John has blogged previously about the renewed reliance on earnouts in today’s uncertain environment. In fact, this Freshfields blog states that “one recent study found that the use of earnouts in U.S. private M&A deals in 2022 was higher than in any year since 2017.” But, as the blog notes, with more earnouts comes more earnout disputes “with the number of U.S. lawsuits involving earnouts nearly doubling between Q1 of 2022 and Q1 of 2023.”
Luckily, this litigation brings learning opportunities, and the blog describes how careful drafting can help reduce the chances of an earnout dispute. But, as we all know, clarity isn’t always achieved — or achievable. If the court concludes that a contractual term is ambiguous, it may look to external evidence submitted by the parties, which makes good record-keeping crucial. Here’s an excerpt from the blog:
Parties planning to use an earnout provision should practice good recordkeeping from the start of negotiations. A clear record of how the parties understood the terms of the earnout at the time of drafting may be crucial in a dispute, especially if the court concludes that a contractual term is ambiguous.
The Dematic case provides an example: there, the court held that the term “Company Products” was ambiguous and allowed the parties to introduce extrinsic evidence regarding how the products were made, the recommendations of the diligence team at the time of the transaction, and communications between the parties that reflected their understanding of the product at the time of signing.
In another recent case, Schneider Natl. Carriers, Inc. v. Kuntz,the agreement imposed strict constraints on the buyer’s management of the company in an effort to ensure that the company met its earnout EBITDA targets. One constraint required the buyer to purchase “60 tractors” per year, and if it did not, the seller would receive the full earnout payment regardless of whether the EBITDA targets were met.
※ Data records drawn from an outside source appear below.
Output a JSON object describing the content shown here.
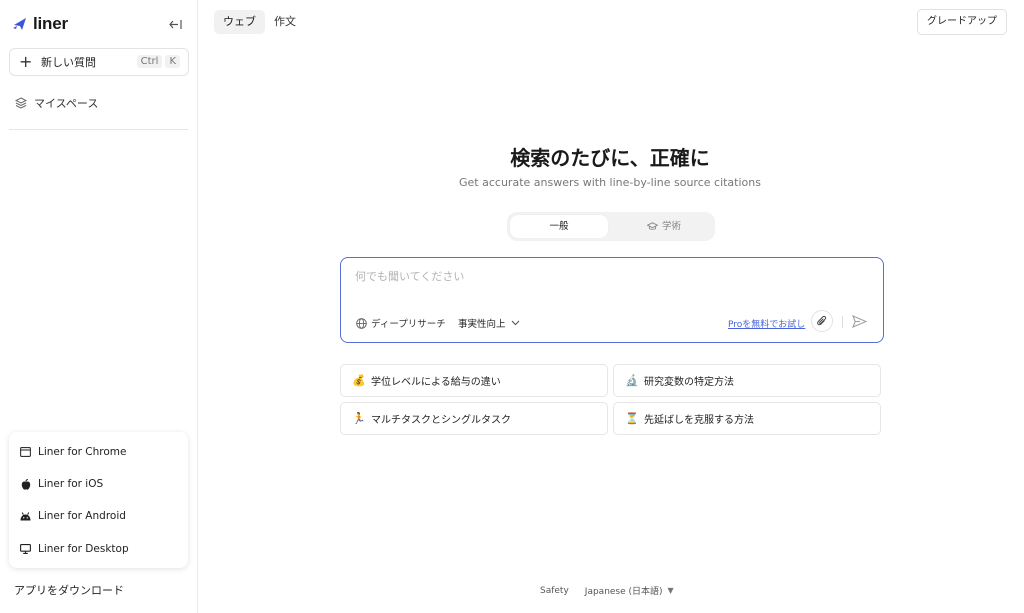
{
  "sidebar": {
    "brand": "liner",
    "new_question": {
      "label": "新しい質問",
      "shortcut": [
        "Ctrl",
        "K"
      ]
    },
    "myspace_label": "マイスペース",
    "download_apps": [
      {
        "label": "Liner for Chrome",
        "icon": "browser-window-icon"
      },
      {
        "label": "Liner for iOS",
        "icon": "apple-icon"
      },
      {
        "label": "Liner for Android",
        "icon": "android-icon"
      },
      {
        "label": "Liner for Desktop",
        "icon": "monitor-icon"
      }
    ],
    "download_label": "アプリをダウンロード"
  },
  "topbar": {
    "tabs": [
      {
        "label": "ウェブ",
        "active": true
      },
      {
        "label": "作文",
        "active": false
      }
    ],
    "upgrade_label": "グレードアップ"
  },
  "main": {
    "title": "検索のたびに、正確に",
    "subtitle": "Get accurate answers with line-by-line source citations",
    "modes": [
      {
        "label": "一般",
        "active": true
      },
      {
        "label": "学術",
        "active": false,
        "icon": "mortarboard-icon"
      }
    ],
    "query": {
      "placeholder": "何でも聞いてください",
      "value": "",
      "deep_research_label": "ディープリサーチ",
      "factuality_label": "事実性向上",
      "pro_link": "Proを無料でお試し"
    },
    "suggestions": [
      {
        "emoji": "💰",
        "label": "学位レベルによる給与の違い"
      },
      {
        "emoji": "🔬",
        "label": "研究変数の特定方法"
      },
      {
        "emoji": "🏃",
        "label": "マルチタスクとシングルタスク"
      },
      {
        "emoji": "⏳",
        "label": "先延ばしを克服する方法"
      }
    ]
  },
  "footer": {
    "safety": "Safety",
    "language": "Japanese (日本語)"
  },
  "colors": {
    "accent": "#5a6fd6",
    "link": "#4a63d8",
    "logo": "#3d55d6"
  }
}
The court determined that the requirement was ambiguous because the parties disputed whether the buyer had to simply purchase 60 tractors, or whether it had to grow its fleet of vehicles by 60 tractors per year. The court admitted extrinsic evidence, most crucially the parties’ negotiating history, and after a four-day trial and consideration of almost 300 exhibits, agreed with the seller’s interpretation and required the buyer to pay a $40 million earnout fee.
– Meredith Ervine